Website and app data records
= Beginning of Section =
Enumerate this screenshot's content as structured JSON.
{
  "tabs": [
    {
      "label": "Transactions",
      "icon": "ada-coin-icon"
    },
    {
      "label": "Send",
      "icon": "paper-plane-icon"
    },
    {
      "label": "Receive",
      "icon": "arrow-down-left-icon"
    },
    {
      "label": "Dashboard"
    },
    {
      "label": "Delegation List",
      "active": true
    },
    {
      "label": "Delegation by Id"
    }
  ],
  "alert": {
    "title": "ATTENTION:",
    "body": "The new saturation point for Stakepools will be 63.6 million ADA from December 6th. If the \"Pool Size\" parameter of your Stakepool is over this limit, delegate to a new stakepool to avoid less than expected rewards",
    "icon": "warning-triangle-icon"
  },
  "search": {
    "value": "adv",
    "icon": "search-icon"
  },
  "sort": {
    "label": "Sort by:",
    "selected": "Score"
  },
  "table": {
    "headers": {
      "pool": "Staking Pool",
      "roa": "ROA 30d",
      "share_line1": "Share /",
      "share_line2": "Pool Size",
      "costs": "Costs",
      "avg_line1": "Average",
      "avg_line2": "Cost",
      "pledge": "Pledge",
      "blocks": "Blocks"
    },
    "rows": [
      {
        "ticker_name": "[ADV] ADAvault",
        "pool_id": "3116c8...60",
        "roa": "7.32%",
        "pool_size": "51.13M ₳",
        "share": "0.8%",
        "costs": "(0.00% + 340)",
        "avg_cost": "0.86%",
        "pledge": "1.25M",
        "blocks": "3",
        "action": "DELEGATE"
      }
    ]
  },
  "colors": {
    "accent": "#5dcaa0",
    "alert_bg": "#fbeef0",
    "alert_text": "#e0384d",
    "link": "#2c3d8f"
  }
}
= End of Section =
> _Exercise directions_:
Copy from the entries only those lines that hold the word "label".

> _Answer_:
      "label": "Transactions",
      "label": "Send",
      "label": "Receive",
      "label": "Dashboard"
      "label": "Delegation List",
      "label": "Delegation by Id"
    "label": "Sort by:",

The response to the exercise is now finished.